Diamondbacks right-hander Bronson Arroyo recently resumed throwing after he was diagnosed with a sprained ulnar collateral ligament in his right elbow last month, but he told Steve Gilbert of MLB.com late this afternoon that he will undergo season-ending Tommy John surgery.
With pitchers going down left and right this year, we really shouldn’t be surprised by another pitcher headed for Tommy John surgery at this point, but it’s still striking given Arroyo’s well-documented durability. The 37-year-old averaged 211 innings per season from 2005-2013 and threw at least 199 innings in all of them. He posted a 4.08 ERA in 14 starts with the Diamondbacks prior to landing on the DL for the first time in his career last month. It turns out he made six of them with a torn UCL.

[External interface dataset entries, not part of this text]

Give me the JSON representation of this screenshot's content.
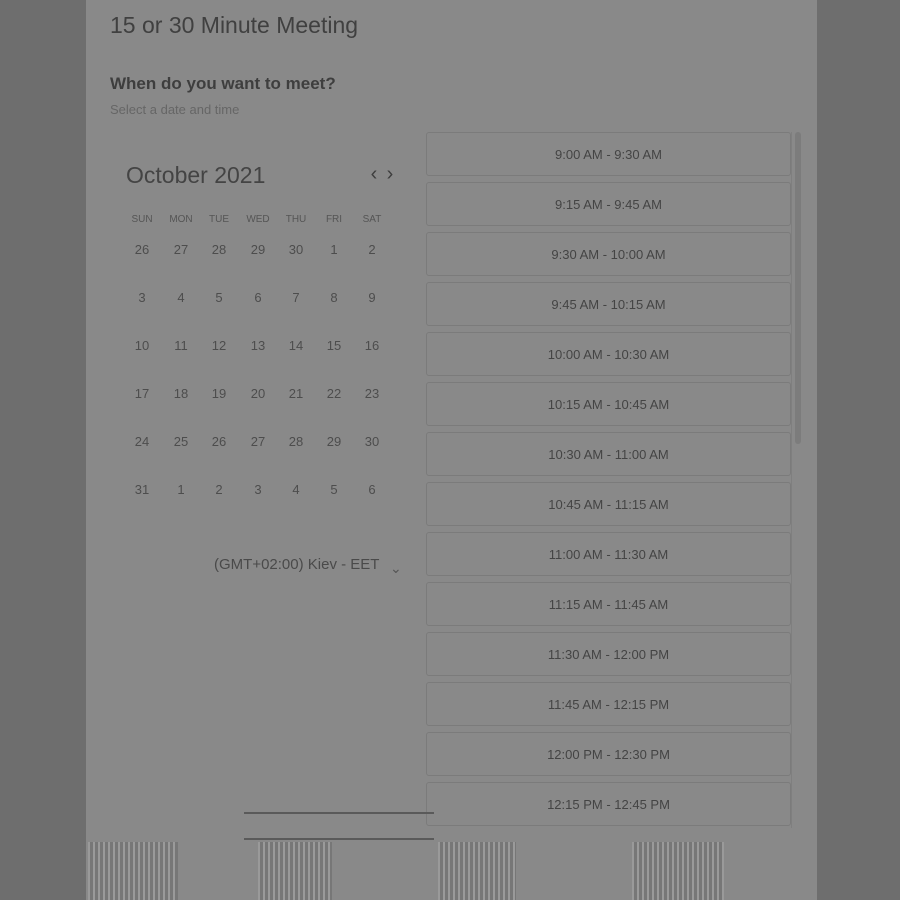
{
  "page": {
    "title": "15 or 30 Minute Meeting",
    "question": "When do you want to meet?",
    "subtitle": "Select a date and time"
  },
  "calendar": {
    "month_label": "October 2021",
    "weekdays": [
      "SUN",
      "MON",
      "TUE",
      "WED",
      "THU",
      "FRI",
      "SAT"
    ],
    "weeks": [
      [
        "26",
        "27",
        "28",
        "29",
        "30",
        "1",
        "2"
      ],
      [
        "3",
        "4",
        "5",
        "6",
        "7",
        "8",
        "9"
      ],
      [
        "10",
        "11",
        "12",
        "13",
        "14",
        "15",
        "16"
      ],
      [
        "17",
        "18",
        "19",
        "20",
        "21",
        "22",
        "23"
      ],
      [
        "24",
        "25",
        "26",
        "27",
        "28",
        "29",
        "30"
      ],
      [
        "31",
        "1",
        "2",
        "3",
        "4",
        "5",
        "6"
      ]
    ],
    "selected": "20"
  },
  "timezone": {
    "label": "(GMT+02:00) Kiev - EET"
  },
  "slots": [
    "9:00 AM - 9:30 AM",
    "9:15 AM - 9:45 AM",
    "9:30 AM - 10:00 AM",
    "9:45 AM - 10:15 AM",
    "10:00 AM - 10:30 AM",
    "10:15 AM - 10:45 AM",
    "10:30 AM - 11:00 AM",
    "10:45 AM - 11:15 AM",
    "11:00 AM - 11:30 AM",
    "11:15 AM - 11:45 AM",
    "11:30 AM - 12:00 PM",
    "11:45 AM - 12:15 PM",
    "12:00 PM - 12:30 PM",
    "12:15 PM - 12:45 PM"
  ]
}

Tommy John surgery typically carries a timetable of around 12 months, so Arroyo figures to be sidelined through midseason next year. He’s owed $9.5 million in 2015 while his contract includes an $11 million club option for 2016 or a $4.5 million buyout.
Kurt Suzuki will wear a Braves’ uniform through the 2018 season after signing a one-year, $3.5 million extension with the club on Saturday, per The Athletic’s Ken Rosenthal. Rosenthal adds that the two had been in talks for weeks and Suzuki made it clear that he wanted to remain in Atlanta for the foreseeable future. The team has yet to announce the extension.
Suzuki, 33, initially signed a one-year contract with the Braves back in January. The veteran backstop stepped into a backup role behind starting catcher Tyler Flowers, but still found a way to impress at the plate with a .271/.343/.525 batting line, career-best 18 home runs and an .868 OPS through 287 PA. According to FanGraphs, Suzuki’s 2.2 fWAR makes 2017 his most valuable season since his run with the 2009 Athletics.
It’s a prudent move for the Braves, who would have lost one of their most dynamic second-half hitters to the free agent market this offseason. Entering Saturday, Suzuki is second only to Freddie Freeman with 11 homers and 1.4 fWAR since the All-Star break. His stunning comeback also confirmed the team’s decision to look outside the organization for a backup catcher, rather than turning to fellow veteran Anthony Recker behind the plate.
“On a personal level, this season exceeded my expectations,” Suzuki told reporters on Wednesday. “It’s just one of those things I can’t explain. I put a lot of work in and really didn’t have a job until late January. I got an opportunity here and took advantage of it. It was definitely a good fit.”
Tigers’ outfielder Mikie Mahtook is unlikely to play again this season, club manager Brad Ausmus announced Saturday. Mahtook was diagnosed with a Grade 2 left groin strain following Friday’s series opener against the Twins, when he appeared to injure himself after chasing down Byron Buxton‘s two-RBI double in the fourth.
This is the second time Mahtook has sustained a groin injury over the past month. The 27-year-old exited Friday’s game with a .276/.330/.457 batting line, 12 home runs and a .787 OPS through 379 plate appearances with the team.
With the Tigers out of contention, there’s no reason to trot out Mahtook for the remaining eight games of the regular season. The club has yet to specify a timetable for his return, but there’s no reason to believe he won’t be in fine shape to compete for a starting role next spring.